Memtest in 2.6.30.5

In the 4.3 feedback thread one of the guys laments the absence of memtest.

I took it out as the kernel from 2.6.26 has a simplified memtest builtin:

http://kernelnewbies.org/Linux_2_6_26

If I boot with "puppy memtest loglevel=7", nothing is reported.

Looking at kernel git logs:

http://git.kernel.org/?p=linux/kernel/git/torvalds/linux-2.6.git;a=commit;h=272b9cad6e7a2f61b13cfcd7dde0010e02e9376e

x86: early memtest to find bad ram


do simple memtest after init_memory_mapping

use find_e820_area_size to find all ram range that is not reserved.

and do some simple bits test to find some bad ram.

if find some bad ram, use reserve_early to exclude that range.


...which seems to indicate that bad ram is automatically reserved.

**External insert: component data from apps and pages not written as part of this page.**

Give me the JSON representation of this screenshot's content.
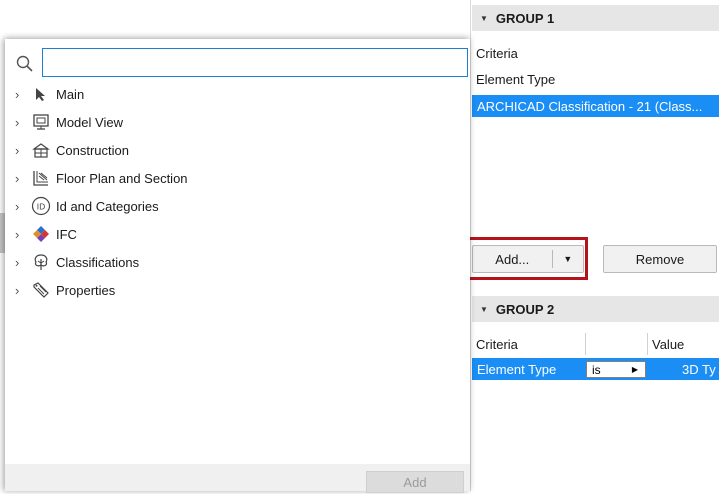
{
  "group1": {
    "title": "GROUP 1",
    "criteria_label": "Criteria",
    "element_type_label": "Element Type",
    "selected_value": "ARCHICAD Classification - 21 (Class..."
  },
  "buttons": {
    "add_label": "Add...",
    "remove_label": "Remove"
  },
  "group2": {
    "title": "GROUP 2",
    "col_criteria": "Criteria",
    "col_value": "Value",
    "row_criteria": "Element Type",
    "row_operator": "is",
    "row_value": "3D Ty"
  },
  "popup": {
    "search_value": "",
    "items": [
      {
        "label": "Main",
        "icon": "arrow-pointer-icon"
      },
      {
        "label": "Model View",
        "icon": "model-view-icon"
      },
      {
        "label": "Construction",
        "icon": "construction-icon"
      },
      {
        "label": "Floor Plan and Section",
        "icon": "floor-plan-icon"
      },
      {
        "label": "Id and Categories",
        "icon": "id-icon"
      },
      {
        "label": "IFC",
        "icon": "ifc-icon"
      },
      {
        "label": "Classifications",
        "icon": "classification-tree-icon"
      },
      {
        "label": "Properties",
        "icon": "tag-icon"
      }
    ],
    "add_label": "Add"
  },
  "colors": {
    "selection": "#1a8ef5",
    "highlight": "#b5121b",
    "search_border": "#1e7ed7"
  }
}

Looking in the kernel source documentation, kernel-parameters.txt:

memtest=	[KNL,X86] Enable memtest

Format: <integer>
default : 0 <disable>
Specifies the number of memtest passes to be
performed. Each pass selects another test
pattern from a given set of patterns. Memtest
fills the memory with this pattern, validates
memory contents and reserves bad memory
regions that are detected.


...oh, just putting "memtest" as the boot parameter actually does nothing!!!?

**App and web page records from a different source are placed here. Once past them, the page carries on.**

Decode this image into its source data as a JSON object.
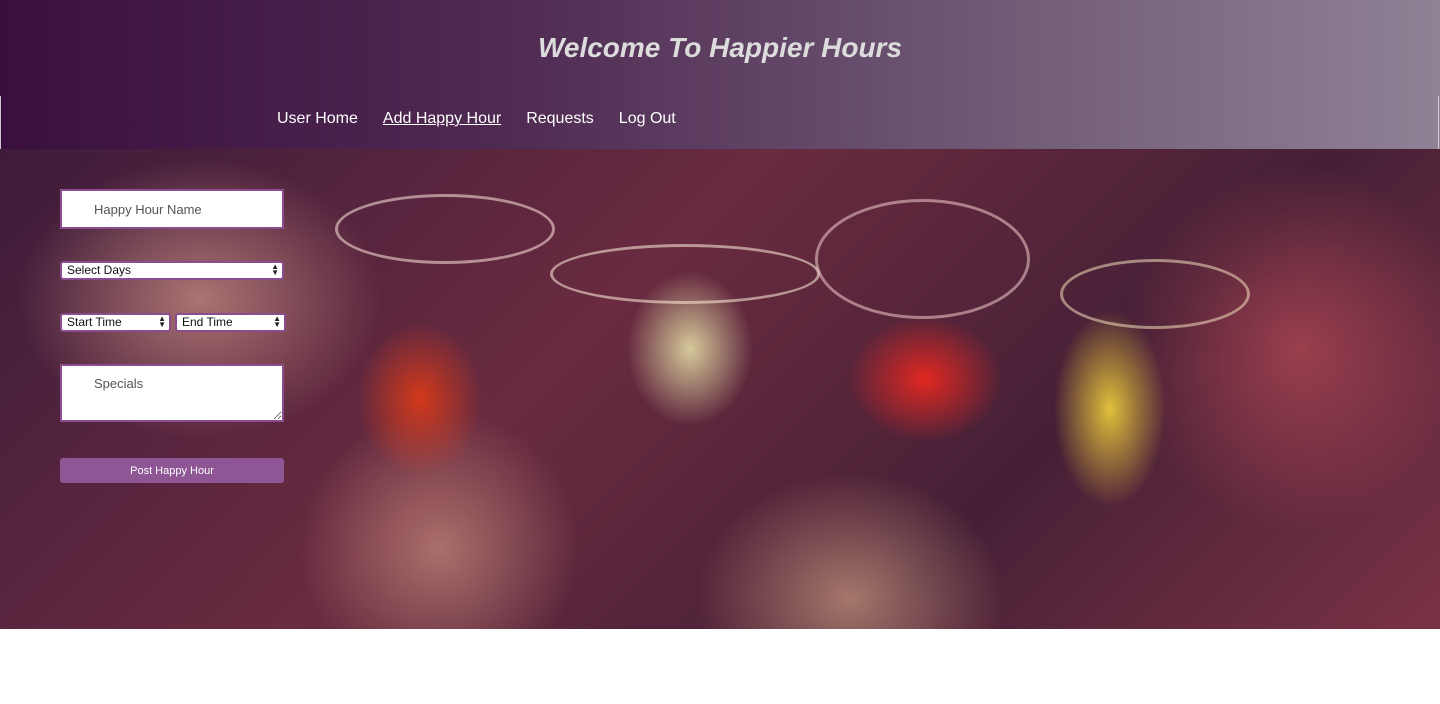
{
  "header": {
    "title": "Welcome To Happier Hours"
  },
  "nav": {
    "items": [
      {
        "label": "User Home",
        "active": false
      },
      {
        "label": "Add Happy Hour",
        "active": true
      },
      {
        "label": "Requests",
        "active": false
      },
      {
        "label": "Log Out",
        "active": false
      }
    ]
  },
  "form": {
    "name_placeholder": "Happy Hour Name",
    "days_select": "Select Days",
    "start_time_select": "Start Time",
    "end_time_select": "End Time",
    "specials_placeholder": "Specials",
    "submit_label": "Post Happy Hour"
  },
  "colors": {
    "header_start": "#3a0f3e",
    "header_end": "#8f8295",
    "accent": "#8e5695",
    "input_border": "#8a4d8f"
  }
}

So, I tried "puppy memtest=2 loglevel=7".

Still nothing. Run 'dmesg' after bootup, nothing in there. Look in /proc and /sys, can't find anything in there.

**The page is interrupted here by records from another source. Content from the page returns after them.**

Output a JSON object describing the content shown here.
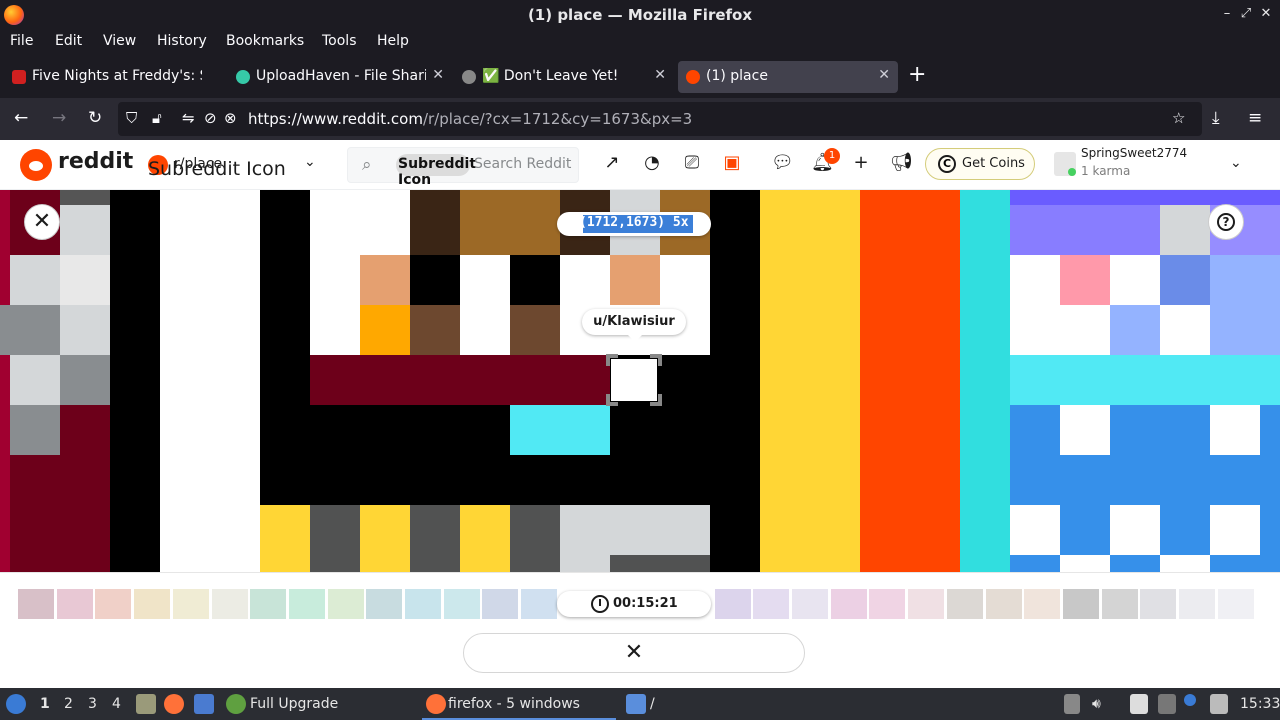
{
  "window": {
    "title": "(1) place — Mozilla Firefox",
    "controls": [
      "–",
      "✕"
    ]
  },
  "menu": [
    "File",
    "Edit",
    "View",
    "History",
    "Bookmarks",
    "Tools",
    "Help"
  ],
  "tabs": [
    {
      "label": "Five Nights at Freddy's: S",
      "icon_color": "#d02020",
      "active": false
    },
    {
      "label": "UploadHaven - File Sharin",
      "icon_color": "#36c9a8",
      "active": false
    },
    {
      "label": "✅ Don't Leave Yet!",
      "icon_color": "#888888",
      "active": false
    },
    {
      "label": "(1) place",
      "icon_color": "#ff4500",
      "active": true
    }
  ],
  "nav": {
    "url_host": "https://www.reddit.com",
    "url_path": "/r/place/?cx=1712&cy=1673&px=3"
  },
  "reddit": {
    "brand": "reddit",
    "subreddit": "r/place",
    "subreddit_icon_alt": "Subreddit Icon",
    "search_chip": "Subreddit Icon",
    "search_placeholder": "Search Reddit",
    "notifications_count": "1",
    "get_coins": "Get Coins",
    "username": "SpringSweet2774",
    "karma": "1 karma"
  },
  "place": {
    "coords": "(1712,1673) 5x",
    "pixel_user": "u/Klawisiur",
    "timer": "00:15:21",
    "palette": [
      "#d8c0c8",
      "#e8c8d4",
      "#f0d0c8",
      "#f0e4c8",
      "#f0ecd4",
      "#ecece4",
      "#c8e4d8",
      "#c8ecdc",
      "#dcecd4",
      "#c8dce0",
      "#c8e4ec",
      "#cce8ec",
      "#d0d8e8",
      "#d0e0f0",
      "#ffffff",
      "#ffffff",
      "#ffffff",
      "#ffffff",
      "#dcd4ec",
      "#e4dcf0",
      "#e8e4f0",
      "#ecd0e4",
      "#f0d4e4",
      "#f0e0e4",
      "#dcd8d4",
      "#e4dcd4",
      "#f0e4dc",
      "#c8c8c8",
      "#d4d4d4",
      "#e0e0e4",
      "#ececf0",
      "#f0f0f4"
    ]
  },
  "taskbar": {
    "workspaces": [
      "1",
      "2",
      "3",
      "4"
    ],
    "upgrade": "Full Upgrade",
    "firefox": "firefox - 5 windows",
    "folder": "/",
    "clock": "15:33"
  }
}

So, a memtest feature that reserves any bad ram it finds, but doesn't actually report any of its findings ...unless it only reports if bad ram found? ...I think that borders on useless -- well, no, not "useless", but less than satisfactory.

Note, the 2.6.30.5 kernel is configured with:
CONFIG_MEMTEST=y

So, for pup 4.4 we do need to consider putting memtest86+ in.


Posted on 9 Oct 2009, 8:00


Comments:

Posted on 9 Oct 2009, 15:29 by scsijon
badram
lets say your badram is in the bottom 640K (remember the old ?286 limit below swaping ram blocks), this area still needs to be clean today.

If I read this test right, it means that any faulty ram will be "enclosed" and therefore not used by the system.

For laptops with soldered in memory (I have a few in the junk bin) it should mean they may be reuseable again.

will test and add note when my new cd arrives from barry


Posted on 9 Oct 2009, 15:49 by BarryK
bad ram
Yeah, it is good that this is being done at the kernel level, but I want to be told, hey that ram is bad! If it is on pluggable ram then I can replace it.
But not being told anything, then you don't know whether bad ram is found or not. So, to play safe you have to do the "memtest=<number>" at every boot!



Posted on 10 Oct 2009, 7:10 by Dougal
dmesg info
From arch/x86/mm/memtest.c:
in void __init early_memtest:
printk(KERN_INFO "early_memtest: pattern num %d", memtest_pattern);

(memtest_pattern is the integer you pass to it)
----
and in static void __init memtest:
if (start_bad) {
printk(KERN_CONT "\n %016lx bad mem addr %010lx - %010lx reserved",
val, start_bad, last_bad + incr);

KERN_CONT is nothing, so I presume it stays at the same loglevel (KERN_INFO=6).
You should probably see at least the "early_memtest:" line in dmesg...